§ Work instruction
A complete answer lists every line of the entries below where the string "your" appears.

§ Exercise data
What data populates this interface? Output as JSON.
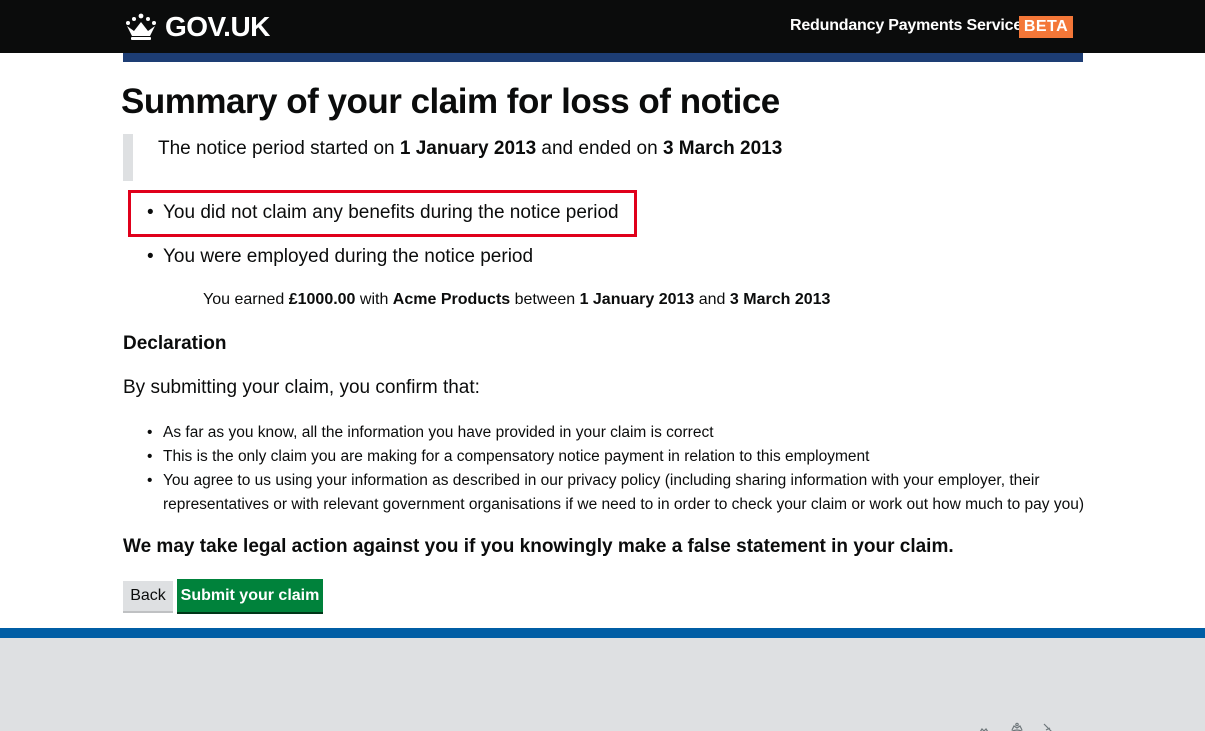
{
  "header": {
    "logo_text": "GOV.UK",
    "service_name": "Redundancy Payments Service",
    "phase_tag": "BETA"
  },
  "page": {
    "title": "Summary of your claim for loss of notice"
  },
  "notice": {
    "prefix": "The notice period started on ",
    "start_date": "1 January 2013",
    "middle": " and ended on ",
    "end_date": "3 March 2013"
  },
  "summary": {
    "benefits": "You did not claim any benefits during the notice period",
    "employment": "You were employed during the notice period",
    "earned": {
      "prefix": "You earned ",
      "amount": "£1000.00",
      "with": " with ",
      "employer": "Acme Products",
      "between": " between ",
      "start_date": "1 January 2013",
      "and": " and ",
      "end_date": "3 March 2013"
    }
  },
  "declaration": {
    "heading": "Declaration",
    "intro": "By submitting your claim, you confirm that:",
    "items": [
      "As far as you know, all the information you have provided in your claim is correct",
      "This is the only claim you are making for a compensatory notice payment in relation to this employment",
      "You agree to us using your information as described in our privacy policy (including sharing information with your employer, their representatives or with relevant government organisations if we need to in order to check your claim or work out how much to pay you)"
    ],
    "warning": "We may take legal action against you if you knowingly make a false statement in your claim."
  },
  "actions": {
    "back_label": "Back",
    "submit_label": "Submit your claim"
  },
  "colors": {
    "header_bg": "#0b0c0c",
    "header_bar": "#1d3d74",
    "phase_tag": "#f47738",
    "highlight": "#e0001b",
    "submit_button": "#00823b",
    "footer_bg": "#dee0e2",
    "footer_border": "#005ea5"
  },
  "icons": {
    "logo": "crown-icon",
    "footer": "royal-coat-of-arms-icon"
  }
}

§ Response area
    "title": "Summary of your claim for loss of notice"
    "intro": "By submitting your claim, you confirm that:",
      "As far as you know, all the information you have provided in your claim is correct",
      "You agree to us using your information as described in our privacy policy (including sharing information with your employer, their representatives or with relevant government organisations if we need to in order to check your claim or work out how much to pay you)"
    "warning": "We may take legal action against you if you knowingly make a false statement in your claim."
    "submit_label": "Submit your claim"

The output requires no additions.